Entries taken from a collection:
____________________

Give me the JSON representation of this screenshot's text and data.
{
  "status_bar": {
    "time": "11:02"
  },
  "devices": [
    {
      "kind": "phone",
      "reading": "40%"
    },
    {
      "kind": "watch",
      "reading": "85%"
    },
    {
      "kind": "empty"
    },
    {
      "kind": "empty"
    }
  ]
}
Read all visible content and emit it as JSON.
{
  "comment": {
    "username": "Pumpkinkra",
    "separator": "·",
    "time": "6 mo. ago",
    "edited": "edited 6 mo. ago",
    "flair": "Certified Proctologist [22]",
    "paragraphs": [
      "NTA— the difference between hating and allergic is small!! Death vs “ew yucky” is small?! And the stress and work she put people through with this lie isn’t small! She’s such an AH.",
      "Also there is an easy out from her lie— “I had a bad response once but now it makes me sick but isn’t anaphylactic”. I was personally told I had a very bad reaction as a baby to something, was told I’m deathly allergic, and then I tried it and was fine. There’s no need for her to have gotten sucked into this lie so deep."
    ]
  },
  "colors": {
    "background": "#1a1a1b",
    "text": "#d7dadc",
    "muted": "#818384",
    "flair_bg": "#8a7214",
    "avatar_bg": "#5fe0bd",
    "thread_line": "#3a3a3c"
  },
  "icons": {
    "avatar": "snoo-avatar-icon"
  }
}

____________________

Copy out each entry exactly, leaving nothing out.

_Solution to this exercise_.
Give me the JSON representation of this screenshot's text and data.
{
  "status_bar": {
    "time": "11:02"
  },
  "devices": [
    {
      "kind": "phone",
      "reading": "40%"
    },
    {
      "kind": "watch",
      "reading": "85%"
    },
    {
      "kind": "empty"
    },
    {
      "kind": "empty"
    }
  ]
}
Read all visible content and emit it as JSON.
{
  "comment": {
    "username": "Pumpkinkra",
    "separator": "·",
    "time": "6 mo. ago",
    "edited": "edited 6 mo. ago",
    "flair": "Certified Proctologist [22]",
    "paragraphs": [
      "NTA— the difference between hating and allergic is small!! Death vs “ew yucky” is small?! And the stress and work she put people through with this lie isn’t small! She’s such an AH.",
      "Also there is an easy out from her lie— “I had a bad response once but now it makes me sick but isn’t anaphylactic”. I was personally told I had a very bad reaction as a baby to something, was told I’m deathly allergic, and then I tried it and was fine. There’s no need for her to have gotten sucked into this lie so deep."
    ]
  },
  "colors": {
    "background": "#1a1a1b",
    "text": "#d7dadc",
    "muted": "#818384",
    "flair_bg": "#8a7214",
    "avatar_bg": "#5fe0bd",
    "thread_line": "#3a3a3c"
  },
  "icons": {
    "avatar": "snoo-avatar-icon"
  }
}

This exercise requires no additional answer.